Winter storms, especially ice storms, frequently result in power outages because the weight of ice on trees and wires result in limbs breaking, whole trees falling over, and wires being over weighted by the ice. Now is the time to prepare for an unexpected power outage due to ice storms. Take the following measures to keep you and your family safe.
Before the Storm
- Stock up on food and water essentials. Include non-food items like toilet paper and disposable diapers.
- Get several flashlights or camping lanterns and lots of corresponding batteries. Solar lights (yard lights make great night lights for the bathroom) can be used to help maneuver in the dark.
- You will need a way to monitor the weather. Get a battery operated or hand-crank radio tuned to the emergency weather channel in your area. Remember extra batteries.
- Keep your cellular phone and other electronics you may use for communication charged. To conserve their power, keep them turned off except when you’re using them. Buying a car charger for your phone will give you an opportunity to recharge it as needed. Texting uses less power.
- Before the storm season begins in your area, walk around your property looking for tree limbs hanging over power lines which may fall, cutting off power. Have them trimmed to reduce the chance that your limb is the one responsible for causing the power outage in your neighborhood.
When the Storm is Approaching
- Fill up your car’s fuel tank. Don’t let it get below 1/2 full ever.
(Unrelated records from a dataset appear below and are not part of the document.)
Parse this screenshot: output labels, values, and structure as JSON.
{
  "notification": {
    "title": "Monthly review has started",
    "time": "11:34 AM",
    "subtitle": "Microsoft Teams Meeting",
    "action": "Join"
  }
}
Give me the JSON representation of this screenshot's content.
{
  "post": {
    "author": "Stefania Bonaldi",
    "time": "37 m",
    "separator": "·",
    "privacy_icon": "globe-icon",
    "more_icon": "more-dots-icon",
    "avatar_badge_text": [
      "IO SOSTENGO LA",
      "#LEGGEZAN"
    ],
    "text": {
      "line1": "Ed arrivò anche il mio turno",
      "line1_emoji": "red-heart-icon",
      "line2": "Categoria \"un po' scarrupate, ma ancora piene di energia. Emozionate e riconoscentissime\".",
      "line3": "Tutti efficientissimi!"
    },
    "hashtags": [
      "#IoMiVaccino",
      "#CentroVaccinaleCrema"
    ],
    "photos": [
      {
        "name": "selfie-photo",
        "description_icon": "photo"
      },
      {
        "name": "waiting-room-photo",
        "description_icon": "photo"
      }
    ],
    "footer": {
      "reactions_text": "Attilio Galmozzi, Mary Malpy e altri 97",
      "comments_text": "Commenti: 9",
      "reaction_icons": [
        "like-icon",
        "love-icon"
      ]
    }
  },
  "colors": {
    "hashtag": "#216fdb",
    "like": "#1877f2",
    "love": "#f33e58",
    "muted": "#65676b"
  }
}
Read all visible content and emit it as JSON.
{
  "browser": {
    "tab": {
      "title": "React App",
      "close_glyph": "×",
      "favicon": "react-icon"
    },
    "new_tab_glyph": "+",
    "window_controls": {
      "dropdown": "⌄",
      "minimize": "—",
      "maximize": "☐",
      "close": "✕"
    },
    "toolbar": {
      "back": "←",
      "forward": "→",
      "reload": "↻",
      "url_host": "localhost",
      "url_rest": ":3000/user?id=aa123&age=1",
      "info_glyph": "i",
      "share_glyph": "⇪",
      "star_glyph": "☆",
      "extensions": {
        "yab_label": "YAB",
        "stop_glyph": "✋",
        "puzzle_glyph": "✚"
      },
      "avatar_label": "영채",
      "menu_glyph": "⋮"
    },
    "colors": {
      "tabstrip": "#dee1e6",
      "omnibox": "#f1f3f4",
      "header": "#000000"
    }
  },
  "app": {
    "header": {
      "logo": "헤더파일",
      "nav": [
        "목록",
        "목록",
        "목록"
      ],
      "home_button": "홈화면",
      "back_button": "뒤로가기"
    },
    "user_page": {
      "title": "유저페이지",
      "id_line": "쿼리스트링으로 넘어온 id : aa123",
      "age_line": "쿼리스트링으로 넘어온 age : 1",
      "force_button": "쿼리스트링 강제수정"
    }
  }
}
Remember that gas stations may loose electrical power and be unable to pump gas during a winter storm.
- Walk around your property looking for any items that could get destroyed, damaged or trip you when you’re walking around outside and put them in storage.
During an Ice Storm
- Stay home. Do not even go outside to the mailbox. Icy sidewalks can be the site for a major hip breaking fall. Rescue squads will be slow arriving.
- When the power goes out, telephone your local utility company to report the outage. The phone number should be located on your bill or in the telephone directory. Unless there is someone injured or there are power lines down in your neighborhood, do not call the overloaded 9-1-1.
- To make sure your water pipes don’t freeze, run a small stream of water from the faucets.
- If you have a generator, do not connect it directly to your house without the proper connections made by an electrician. Taking your house off the city’s system will prevent the power you generate from creating “feed-back” into utility lines and perhaps injuring or killing someone working to repair the line. Plug all necessary appliances directly into the generator. Heavy duty extension cords will help with this. A freezer stays cold with a 20 minute run every four hours.
- Unplug all appliances, leaving one lamp turned on. This will minimize the risk of a power surge ruining any sensitive appliances. Computers are especially susceptible to this.
- Check on any elderly neighbors. Make sure they are dressed warmly and offer to take them to your house for comfort if you find them in a dangerous situation. If help is refused, call 9-1-1.
- Be aware of the signs of hypothermia.
Billie Nicholson, Editor